_WHAT THIS TASK INVOLVES:_
An image-free, word-for-word version of the records below is to be returned.

_TASK INPUTS:_
------------------------------------

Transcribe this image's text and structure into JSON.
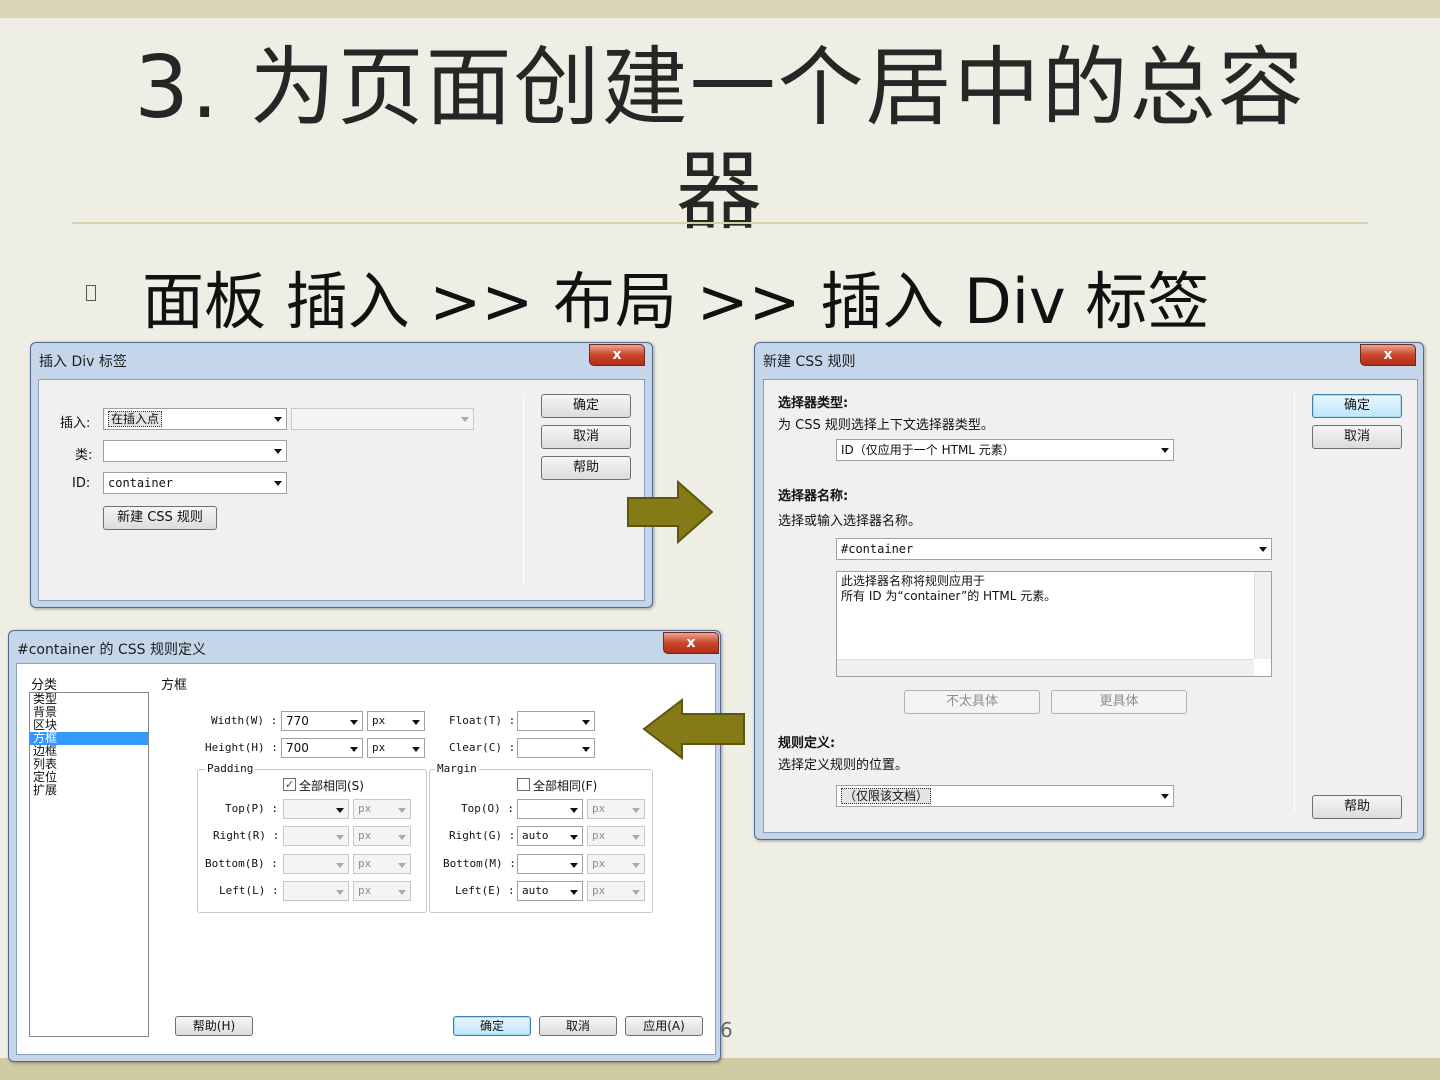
{
  "slide": {
    "title_line1": "3.  为页面创建一个居中的总容",
    "title_line2": "器",
    "bullet": "面板 插入 >> 布局 >> 插入 Div 标签",
    "page_number": "6"
  },
  "colors": {
    "arrow": "#847a16",
    "slide_bg": "#efeee5",
    "window_frame": "#c5d6ea",
    "selection": "#3399ff"
  },
  "insert_div_dialog": {
    "title": "插入 Div 标签",
    "close": "x",
    "insert_label": "插入:",
    "insert_value": "在插入点",
    "insert_second_value": "",
    "class_label": "类:",
    "class_value": "",
    "id_label": "ID:",
    "id_value": "container",
    "new_rule_button": "新建 CSS 规则",
    "ok": "确定",
    "cancel": "取消",
    "help": "帮助"
  },
  "new_css_rule_dialog": {
    "title": "新建 CSS 规则",
    "close": "x",
    "selector_type_heading": "选择器类型:",
    "selector_type_desc": "为 CSS 规则选择上下文选择器类型。",
    "selector_type_value": "ID（仅应用于一个 HTML 元素）",
    "selector_name_heading": "选择器名称:",
    "selector_name_desc": "选择或输入选择器名称。",
    "selector_name_value": "#container",
    "description_line1": "此选择器名称将规则应用于",
    "description_line2": "所有 ID 为“container”的 HTML 元素。",
    "less_specific": "不太具体",
    "more_specific": "更具体",
    "rule_def_heading": "规则定义:",
    "rule_def_desc": "选择定义规则的位置。",
    "rule_def_value": "（仅限该文档）",
    "ok": "确定",
    "cancel": "取消",
    "help": "帮助"
  },
  "css_rule_def_dialog": {
    "title": "#container 的 CSS 规则定义",
    "close": "x",
    "category_header": "分类",
    "categories": [
      "类型",
      "背景",
      "区块",
      "方框",
      "边框",
      "列表",
      "定位",
      "扩展"
    ],
    "selected_category": "方框",
    "panel_header": "方框",
    "width_label": "Width(W) :",
    "width_value": "770",
    "width_unit": "px",
    "height_label": "Height(H) :",
    "height_value": "700",
    "height_unit": "px",
    "float_label": "Float(T) :",
    "float_value": "",
    "clear_label": "Clear(C) :",
    "clear_value": "",
    "padding_legend": "Padding",
    "padding_same_label": "全部相同(S)",
    "padding_same_checked": true,
    "margin_legend": "Margin",
    "margin_same_label": "全部相同(F)",
    "margin_same_checked": false,
    "padding_rows": [
      {
        "label": "Top(P) :",
        "value": "",
        "unit": "px"
      },
      {
        "label": "Right(R) :",
        "value": "",
        "unit": "px"
      },
      {
        "label": "Bottom(B) :",
        "value": "",
        "unit": "px"
      },
      {
        "label": "Left(L) :",
        "value": "",
        "unit": "px"
      }
    ],
    "margin_rows": [
      {
        "label": "Top(O) :",
        "value": "",
        "unit": "px"
      },
      {
        "label": "Right(G) :",
        "value": "auto",
        "unit": "px"
      },
      {
        "label": "Bottom(M) :",
        "value": "",
        "unit": "px"
      },
      {
        "label": "Left(E) :",
        "value": "auto",
        "unit": "px"
      }
    ],
    "help": "帮助(H)",
    "ok": "确定",
    "cancel": "取消",
    "apply": "应用(A)"
  }
}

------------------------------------

_RESPONSE BELOW:_
Transcribe this image's text and structure into JSON.
{
  "slide": {
    "title_line1": "3.  为页面创建一个居中的总容",
    "title_line2": "器",
    "bullet": "面板 插入 >> 布局 >> 插入 Div 标签",
    "page_number": "6"
  },
  "colors": {
    "arrow": "#847a16",
    "slide_bg": "#efeee5",
    "window_frame": "#c5d6ea",
    "selection": "#3399ff"
  },
  "insert_div_dialog": {
    "title": "插入 Div 标签",
    "close": "x",
    "insert_label": "插入:",
    "insert_value": "在插入点",
    "insert_second_value": "",
    "class_label": "类:",
    "class_value": "",
    "id_label": "ID:",
    "id_value": "container",
    "new_rule_button": "新建 CSS 规则",
    "ok": "确定",
    "cancel": "取消",
    "help": "帮助"
  },
  "new_css_rule_dialog": {
    "title": "新建 CSS 规则",
    "close": "x",
    "selector_type_heading": "选择器类型:",
    "selector_type_desc": "为 CSS 规则选择上下文选择器类型。",
    "selector_type_value": "ID（仅应用于一个 HTML 元素）",
    "selector_name_heading": "选择器名称:",
    "selector_name_desc": "选择或输入选择器名称。",
    "selector_name_value": "#container",
    "description_line1": "此选择器名称将规则应用于",
    "description_line2": "所有 ID 为“container”的 HTML 元素。",
    "less_specific": "不太具体",
    "more_specific": "更具体",
    "rule_def_heading": "规则定义:",
    "rule_def_desc": "选择定义规则的位置。",
    "rule_def_value": "（仅限该文档）",
    "ok": "确定",
    "cancel": "取消",
    "help": "帮助"
  },
  "css_rule_def_dialog": {
    "title": "#container 的 CSS 规则定义",
    "close": "x",
    "category_header": "分类",
    "categories": [
      "类型",
      "背景",
      "区块",
      "方框",
      "边框",
      "列表",
      "定位",
      "扩展"
    ],
    "selected_category": "方框",
    "panel_header": "方框",
    "width_label": "Width(W) :",
    "width_value": "770",
    "width_unit": "px",
    "height_label": "Height(H) :",
    "height_value": "700",
    "height_unit": "px",
    "float_label": "Float(T) :",
    "float_value": "",
    "clear_label": "Clear(C) :",
    "clear_value": "",
    "padding_legend": "Padding",
    "padding_same_label": "全部相同(S)",
    "padding_same_checked": true,
    "margin_legend": "Margin",
    "margin_same_label": "全部相同(F)",
    "margin_same_checked": false,
    "padding_rows": [
      {
        "label": "Top(P) :",
        "value": "",
        "unit": "px"
      },
      {
        "label": "Right(R) :",
        "value": "",
        "unit": "px"
      },
      {
        "label": "Bottom(B) :",
        "value": "",
        "unit": "px"
      },
      {
        "label": "Left(L) :",
        "value": "",
        "unit": "px"
      }
    ],
    "margin_rows": [
      {
        "label": "Top(O) :",
        "value": "",
        "unit": "px"
      },
      {
        "label": "Right(G) :",
        "value": "auto",
        "unit": "px"
      },
      {
        "label": "Bottom(M) :",
        "value": "",
        "unit": "px"
      },
      {
        "label": "Left(E) :",
        "value": "auto",
        "unit": "px"
      }
    ],
    "help": "帮助(H)",
    "ok": "确定",
    "cancel": "取消",
    "apply": "应用(A)"
  }
}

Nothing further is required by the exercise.